The defamation trial between Mr Depp and Ms Heard began on Monday 11 April in Fairfax, Virginia following Mr Depp’s lawsuit against his ex-wife in March 2019. Mr Depp is arguing that she defamed him in a December 2018 op-ed published in The Washington Post titled “I spoke up against sexual violence — and faced our culture’s wrath. That has to change”.
Heard lawyer Ben Rottenborn argued that the only issue in the case is if Ms Heard can be held responsible for defamation because of her 2018 column and nothing else.
He claimed that there’s “ample evidence” that Mr Depp physically abused Ms Heard, but he noted that this notion is disputed, adding that non-physical abuse having occurred isn’t disputed.
If Mr Depp abused Ms Heard “even one time, then she wins. It’s that simple”, Mr Rottenborn said.
The lawyer made a motion to strike – requesting that the judge remove all or part of the evidence put forward by the plaintiff from the record.
He asked the court to “strike the plaintiff’s evidence and award summary judgment to Ms Heard”.
In her 2018 op-ed, Ms Heard wrote that “like many women, I had been harassed and sexually assaulted by the time I was of college age. But I kept quiet — I did not expect filing complaints to bring justice. And I didn’t see myself as a victim”.
“Then two years ago, I became a public figure representing domestic abuse, and I felt the full force of our culture’s wrath for women who speak out,” she added at the time.
While Mr Depp isn’t named in the piece, his legal team argues that it contains a “clear implication that Mr Depp is a domestic abuser”, which they say is “categorically and demonstrably false”. Mr Depp is seeking damages of “not less than $50m”.

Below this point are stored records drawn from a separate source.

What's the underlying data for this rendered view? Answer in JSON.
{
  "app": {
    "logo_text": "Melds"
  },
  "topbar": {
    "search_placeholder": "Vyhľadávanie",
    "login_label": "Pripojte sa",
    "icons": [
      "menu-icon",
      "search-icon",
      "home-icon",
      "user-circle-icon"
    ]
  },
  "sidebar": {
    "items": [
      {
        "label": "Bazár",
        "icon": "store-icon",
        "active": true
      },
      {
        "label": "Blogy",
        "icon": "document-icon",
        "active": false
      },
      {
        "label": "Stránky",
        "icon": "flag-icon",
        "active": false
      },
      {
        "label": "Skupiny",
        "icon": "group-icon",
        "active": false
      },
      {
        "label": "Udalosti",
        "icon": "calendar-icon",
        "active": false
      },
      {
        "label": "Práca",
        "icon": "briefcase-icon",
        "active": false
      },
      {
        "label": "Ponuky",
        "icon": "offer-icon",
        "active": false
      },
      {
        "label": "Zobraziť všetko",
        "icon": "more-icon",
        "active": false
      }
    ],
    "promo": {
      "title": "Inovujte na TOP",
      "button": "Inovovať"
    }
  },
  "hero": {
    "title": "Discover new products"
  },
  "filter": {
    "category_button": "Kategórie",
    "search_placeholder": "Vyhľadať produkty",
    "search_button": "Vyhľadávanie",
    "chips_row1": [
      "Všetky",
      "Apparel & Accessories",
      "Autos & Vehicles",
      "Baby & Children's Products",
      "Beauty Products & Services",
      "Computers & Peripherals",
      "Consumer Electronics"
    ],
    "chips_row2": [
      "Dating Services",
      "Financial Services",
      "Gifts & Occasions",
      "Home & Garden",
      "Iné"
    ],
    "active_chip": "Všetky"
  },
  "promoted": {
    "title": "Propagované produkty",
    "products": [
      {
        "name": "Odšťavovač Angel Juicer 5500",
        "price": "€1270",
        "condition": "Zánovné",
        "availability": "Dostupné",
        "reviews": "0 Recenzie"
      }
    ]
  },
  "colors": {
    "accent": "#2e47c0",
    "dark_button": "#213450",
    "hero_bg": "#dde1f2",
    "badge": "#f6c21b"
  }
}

Ms Heard has filed a $100m counterclaim against Mr Depp for nuisance and immunity from his allegations.